**Problem statement**
The lines to copy run from the one containing "Parse this screenshot: output" to the end of the records below; repeat them exactly and include nothing else.

Element data from apps and pages:
# # # #

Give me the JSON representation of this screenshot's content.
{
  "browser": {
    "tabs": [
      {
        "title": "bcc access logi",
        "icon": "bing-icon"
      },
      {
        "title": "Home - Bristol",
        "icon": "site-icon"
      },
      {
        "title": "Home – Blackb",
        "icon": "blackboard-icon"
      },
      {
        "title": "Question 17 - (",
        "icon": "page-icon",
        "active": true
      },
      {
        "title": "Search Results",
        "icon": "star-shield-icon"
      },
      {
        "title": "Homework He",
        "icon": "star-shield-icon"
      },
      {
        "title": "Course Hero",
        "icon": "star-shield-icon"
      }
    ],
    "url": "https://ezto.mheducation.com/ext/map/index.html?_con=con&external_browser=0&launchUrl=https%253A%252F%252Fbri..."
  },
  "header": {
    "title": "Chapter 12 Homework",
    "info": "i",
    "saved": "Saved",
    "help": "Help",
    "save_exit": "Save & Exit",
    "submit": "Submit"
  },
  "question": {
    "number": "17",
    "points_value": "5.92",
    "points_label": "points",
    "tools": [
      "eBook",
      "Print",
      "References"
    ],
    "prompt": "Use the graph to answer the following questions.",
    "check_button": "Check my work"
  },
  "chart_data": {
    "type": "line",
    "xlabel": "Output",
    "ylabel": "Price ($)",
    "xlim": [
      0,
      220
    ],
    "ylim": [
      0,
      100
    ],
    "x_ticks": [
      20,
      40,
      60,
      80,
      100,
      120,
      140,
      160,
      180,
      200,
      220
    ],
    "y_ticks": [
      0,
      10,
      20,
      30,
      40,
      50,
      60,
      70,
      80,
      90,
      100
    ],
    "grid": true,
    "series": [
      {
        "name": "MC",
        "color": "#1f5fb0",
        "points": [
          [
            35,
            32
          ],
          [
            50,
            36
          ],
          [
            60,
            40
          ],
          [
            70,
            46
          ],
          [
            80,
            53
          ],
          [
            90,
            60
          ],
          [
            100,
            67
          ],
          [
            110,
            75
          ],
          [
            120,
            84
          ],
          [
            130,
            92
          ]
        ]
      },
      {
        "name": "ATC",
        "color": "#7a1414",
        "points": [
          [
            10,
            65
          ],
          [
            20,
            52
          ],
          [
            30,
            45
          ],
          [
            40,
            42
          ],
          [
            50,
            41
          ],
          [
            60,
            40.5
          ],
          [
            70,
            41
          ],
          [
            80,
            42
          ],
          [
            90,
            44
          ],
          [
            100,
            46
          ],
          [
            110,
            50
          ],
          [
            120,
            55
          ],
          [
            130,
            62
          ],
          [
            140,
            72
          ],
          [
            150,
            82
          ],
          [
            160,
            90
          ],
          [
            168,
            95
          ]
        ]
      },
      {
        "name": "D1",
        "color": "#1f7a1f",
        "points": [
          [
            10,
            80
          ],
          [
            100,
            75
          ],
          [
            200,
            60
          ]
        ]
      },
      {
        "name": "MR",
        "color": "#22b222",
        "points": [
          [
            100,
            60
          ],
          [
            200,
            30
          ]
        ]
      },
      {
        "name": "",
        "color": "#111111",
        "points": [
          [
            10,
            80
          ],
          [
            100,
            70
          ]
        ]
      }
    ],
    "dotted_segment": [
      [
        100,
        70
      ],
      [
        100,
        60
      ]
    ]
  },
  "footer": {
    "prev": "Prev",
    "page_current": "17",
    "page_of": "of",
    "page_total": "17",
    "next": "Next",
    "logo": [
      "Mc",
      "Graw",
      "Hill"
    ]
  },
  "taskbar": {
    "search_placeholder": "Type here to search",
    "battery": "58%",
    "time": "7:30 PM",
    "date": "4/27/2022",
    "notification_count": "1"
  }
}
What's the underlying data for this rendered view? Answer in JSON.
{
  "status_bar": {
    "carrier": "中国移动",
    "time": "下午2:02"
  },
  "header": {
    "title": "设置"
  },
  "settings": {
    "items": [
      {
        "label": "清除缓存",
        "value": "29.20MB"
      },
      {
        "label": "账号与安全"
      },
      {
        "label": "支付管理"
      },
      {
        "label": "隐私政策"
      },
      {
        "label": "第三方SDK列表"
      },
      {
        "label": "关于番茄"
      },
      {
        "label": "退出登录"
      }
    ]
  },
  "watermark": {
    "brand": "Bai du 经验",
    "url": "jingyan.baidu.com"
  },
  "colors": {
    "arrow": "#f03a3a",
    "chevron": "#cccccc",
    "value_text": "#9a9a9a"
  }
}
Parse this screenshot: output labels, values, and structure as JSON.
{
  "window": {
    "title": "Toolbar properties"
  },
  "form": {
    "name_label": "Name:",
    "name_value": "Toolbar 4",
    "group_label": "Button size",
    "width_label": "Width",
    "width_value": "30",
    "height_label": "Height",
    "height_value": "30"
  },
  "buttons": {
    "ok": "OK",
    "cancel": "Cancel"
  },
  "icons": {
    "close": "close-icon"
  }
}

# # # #

**Response area**
Parse this screenshot: output labels, values, and structure as JSON.
{
  "window": {
    "title": "Toolbar properties"
  },
  "form": {
    "name_label": "Name:",
    "name_value": "Toolbar 4",
    "group_label": "Button size",
    "width_label": "Width",
    "width_value": "30",
    "height_label": "Height",
    "height_value": "30"
  },
  "buttons": {
    "ok": "OK",
    "cancel": "Cancel"
  },
  "icons": {
    "close": "close-icon"
  }
}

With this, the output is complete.